The findings are based on 183 men and women with the bowel disease, from two district hospitals in the north east of England.
At the time of the study, symptoms of frequency, urgency, and bloody stools had subsided, and the patients were well. On average, patients had had their disease for six years.
Dietary intake was assessed using a food frequency questionnaire, listing 107 types of food commonly eaten in the UK, and a food atlas, showing portion size. A food table was used to indicate the sulphur content of the foods consumed.
During the year of monitoring, just over half the patients relapsed (52%). Those who ate the most meat (100g or more a day) were three times as likely to relapse as those who ate the least (50g a day) If this was red and/or processed meat the risk was even greater: these patients were five times as likely to relapse. A high intake of animal protein in general - meat, fish, eggs tripled the risk.
Those who drank the most alcohol (more than 2 units a day) were also almost three times as likely to relapse compared with those who drank the least (less than 1 unit a day).
Risk of relapse was not associated with high intake of milk and dairy products, and high levels of dietary fibre did not seem to ward off the risk of relapse either.
When the food constituents were assessed, high intakes of sulphur and sulphate were associated with relapse, which could explain the link with red meat and alcohol, say the authors.
The main sources of dietary sulphur are the sulphur amino acids, found in high protein foods, such as red meat, cheese, milk, nuts and eggs, and sulphate. Sulphate is found in brassica vegetables, such as broccoli, and is used as a preservative in processed foods, especially bread, beer, sausages, and dried fruit.

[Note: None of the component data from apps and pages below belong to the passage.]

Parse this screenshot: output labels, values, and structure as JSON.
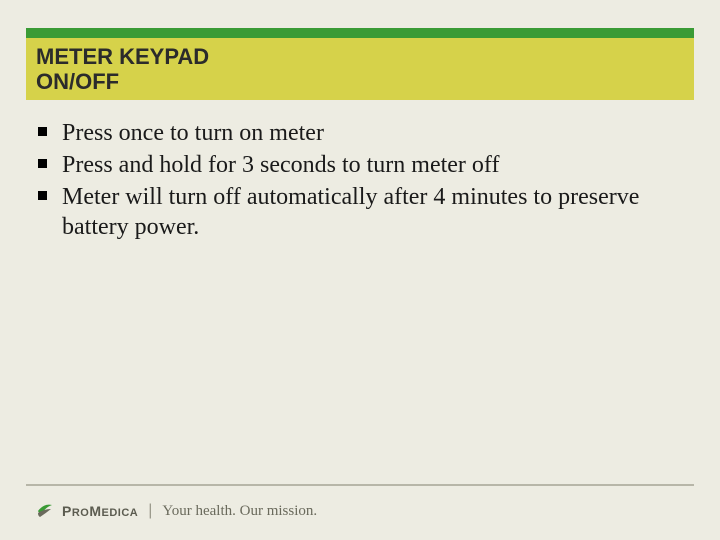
{
  "header": {
    "title": "METER KEYPAD\nON/OFF"
  },
  "bullets": [
    "Press once to turn on meter",
    "Press and hold for 3 seconds to turn meter off",
    "Meter will turn off automatically after 4 minutes to preserve battery power."
  ],
  "footer": {
    "brand_first": "P",
    "brand_rest": "RO",
    "brand_second_first": "M",
    "brand_second_rest": "EDICA",
    "tagline": "Your health. Our mission."
  },
  "colors": {
    "green": "#3a9b35",
    "yellow": "#d6d24a",
    "bg": "#edece2"
  }
}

Many alcoholic drinks also contain sulphate.
A high sulphur diet produces hydrogen sulphide, which damages the inner lining of the bowel, making it more 'leaky' and increasing cell turnover, say the authors.